But the social adjustments can be a killer. A young Dutch couple, Andre and Flor Meiers, moved to Bancroft, S.D., (population 20) two years ago and started a 200-cow dairy. Flor Meiers, who left behind a job and family in urban Holland, has struggled with homesickness.
"There are no stores, nothing at all," explained Andre Meiers. "For a woman, it is more difficult."
The Hamminks paid less than $1,000 an acre seven years ago when they bought the land for their 1,000-cow dairy. Land prices have since gone up to as much as $1,500 an acre, but that's still a lot cheaper than the $10,000 to $15,000 an acre land would cost them in the Netherlands.
Most important, there are no milk-production quotas in the U.S. The European Union and Canada both have quota systems requiring dairy farmers to buy a permit to produce a certain amount of milk each year at a set price. That can make it almost prohibitively expensive for farmers to expand output.
Free of such restraints, dairy farmers in the United States can more easily expand their herds and hire workers to do the milking, so farm owners can serve more as managers than as farmhands.
Before settling on South Dakota, Arjan Blok, a third-generation Dutch dairyman, shopped for a country without quotas. He now manages the Sherman Dairy in White, S.D., outfitted with computerized milking machines.

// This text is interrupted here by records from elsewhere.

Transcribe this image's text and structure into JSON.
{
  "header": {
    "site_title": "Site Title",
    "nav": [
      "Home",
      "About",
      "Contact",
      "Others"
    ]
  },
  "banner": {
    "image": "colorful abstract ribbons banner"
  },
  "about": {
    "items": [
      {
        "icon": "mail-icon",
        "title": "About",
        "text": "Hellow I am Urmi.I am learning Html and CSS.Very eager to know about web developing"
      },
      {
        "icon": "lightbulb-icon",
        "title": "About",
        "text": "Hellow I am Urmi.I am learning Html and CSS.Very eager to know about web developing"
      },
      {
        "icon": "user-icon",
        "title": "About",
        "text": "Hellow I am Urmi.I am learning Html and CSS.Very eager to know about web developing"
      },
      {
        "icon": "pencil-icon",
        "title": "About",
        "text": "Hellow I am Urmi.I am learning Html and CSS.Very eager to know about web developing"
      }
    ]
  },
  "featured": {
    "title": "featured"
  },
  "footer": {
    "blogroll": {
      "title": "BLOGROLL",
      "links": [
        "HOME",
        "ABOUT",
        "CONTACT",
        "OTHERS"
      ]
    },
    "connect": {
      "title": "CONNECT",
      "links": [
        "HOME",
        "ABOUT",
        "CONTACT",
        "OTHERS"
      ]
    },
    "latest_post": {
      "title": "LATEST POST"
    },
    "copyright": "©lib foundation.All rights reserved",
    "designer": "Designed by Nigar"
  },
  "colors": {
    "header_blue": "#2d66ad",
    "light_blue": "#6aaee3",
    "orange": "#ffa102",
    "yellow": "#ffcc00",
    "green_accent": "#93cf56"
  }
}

"I don't have to work nearly as hard as my father did," Blok said.